THE PROBLEM:
Each record, in full, must be restated word for word.

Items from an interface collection
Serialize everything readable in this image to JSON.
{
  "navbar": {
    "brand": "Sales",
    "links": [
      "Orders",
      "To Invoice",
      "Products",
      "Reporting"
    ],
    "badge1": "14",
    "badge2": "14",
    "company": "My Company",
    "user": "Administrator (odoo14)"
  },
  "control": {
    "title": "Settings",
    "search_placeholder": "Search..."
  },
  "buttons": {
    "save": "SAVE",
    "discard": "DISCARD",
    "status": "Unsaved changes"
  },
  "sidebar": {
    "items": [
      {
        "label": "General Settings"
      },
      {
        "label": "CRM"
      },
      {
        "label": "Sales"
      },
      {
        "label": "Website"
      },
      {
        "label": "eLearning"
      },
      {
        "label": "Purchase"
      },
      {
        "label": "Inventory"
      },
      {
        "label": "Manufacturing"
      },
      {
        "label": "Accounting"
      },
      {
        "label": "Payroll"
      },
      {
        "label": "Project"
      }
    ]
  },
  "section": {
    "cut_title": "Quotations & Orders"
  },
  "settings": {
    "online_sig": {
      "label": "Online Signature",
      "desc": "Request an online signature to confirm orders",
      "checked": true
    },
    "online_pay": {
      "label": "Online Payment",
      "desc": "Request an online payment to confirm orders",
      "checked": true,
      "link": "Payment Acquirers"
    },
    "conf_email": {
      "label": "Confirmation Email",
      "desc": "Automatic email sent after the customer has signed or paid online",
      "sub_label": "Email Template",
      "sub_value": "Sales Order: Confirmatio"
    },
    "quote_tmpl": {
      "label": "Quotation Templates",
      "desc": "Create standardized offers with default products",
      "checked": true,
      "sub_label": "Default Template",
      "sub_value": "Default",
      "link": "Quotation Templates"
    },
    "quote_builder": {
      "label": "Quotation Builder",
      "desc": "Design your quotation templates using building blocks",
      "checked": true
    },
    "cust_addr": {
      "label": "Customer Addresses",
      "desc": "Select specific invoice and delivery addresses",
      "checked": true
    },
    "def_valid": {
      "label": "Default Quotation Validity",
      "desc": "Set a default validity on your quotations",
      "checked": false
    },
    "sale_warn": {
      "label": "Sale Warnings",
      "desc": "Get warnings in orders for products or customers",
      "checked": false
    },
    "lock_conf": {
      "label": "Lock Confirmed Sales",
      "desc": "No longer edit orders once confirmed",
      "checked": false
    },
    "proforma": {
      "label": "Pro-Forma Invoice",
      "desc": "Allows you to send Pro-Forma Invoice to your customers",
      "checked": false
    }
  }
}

ANSWER BOX:
Serialize everything readable in this image to JSON.
{
  "navbar": {
    "brand": "Sales",
    "links": [
      "Orders",
      "To Invoice",
      "Products",
      "Reporting"
    ],
    "badge1": "14",
    "badge2": "14",
    "company": "My Company",
    "user": "Administrator (odoo14)"
  },
  "control": {
    "title": "Settings",
    "search_placeholder": "Search..."
  },
  "buttons": {
    "save": "SAVE",
    "discard": "DISCARD",
    "status": "Unsaved changes"
  },
  "sidebar": {
    "items": [
      {
        "label": "General Settings"
      },
      {
        "label": "CRM"
      },
      {
        "label": "Sales"
      },
      {
        "label": "Website"
      },
      {
        "label": "eLearning"
      },
      {
        "label": "Purchase"
      },
      {
        "label": "Inventory"
      },
      {
        "label": "Manufacturing"
      },
      {
        "label": "Accounting"
      },
      {
        "label": "Payroll"
      },
      {
        "label": "Project"
      }
    ]
  },
  "section": {
    "cut_title": "Quotations & Orders"
  },
  "settings": {
    "online_sig": {
      "label": "Online Signature",
      "desc": "Request an online signature to confirm orders",
      "checked": true
    },
    "online_pay": {
      "label": "Online Payment",
      "desc": "Request an online payment to confirm orders",
      "checked": true,
      "link": "Payment Acquirers"
    },
    "conf_email": {
      "label": "Confirmation Email",
      "desc": "Automatic email sent after the customer has signed or paid online",
      "sub_label": "Email Template",
      "sub_value": "Sales Order: Confirmatio"
    },
    "quote_tmpl": {
      "label": "Quotation Templates",
      "desc": "Create standardized offers with default products",
      "checked": true,
      "sub_label": "Default Template",
      "sub_value": "Default",
      "link": "Quotation Templates"
    },
    "quote_builder": {
      "label": "Quotation Builder",
      "desc": "Design your quotation templates using building blocks",
      "checked": true
    },
    "cust_addr": {
      "label": "Customer Addresses",
      "desc": "Select specific invoice and delivery addresses",
      "checked": true
    },
    "def_valid": {
      "label": "Default Quotation Validity",
      "desc": "Set a default validity on your quotations",
      "checked": false
    },
    "sale_warn": {
      "label": "Sale Warnings",
      "desc": "Get warnings in orders for products or customers",
      "checked": false
    },
    "lock_conf": {
      "label": "Lock Confirmed Sales",
      "desc": "No longer edit orders once confirmed",
      "checked": false
    },
    "proforma": {
      "label": "Pro-Forma Invoice",
      "desc": "Allows you to send Pro-Forma Invoice to your customers",
      "checked": false
    }
  }
}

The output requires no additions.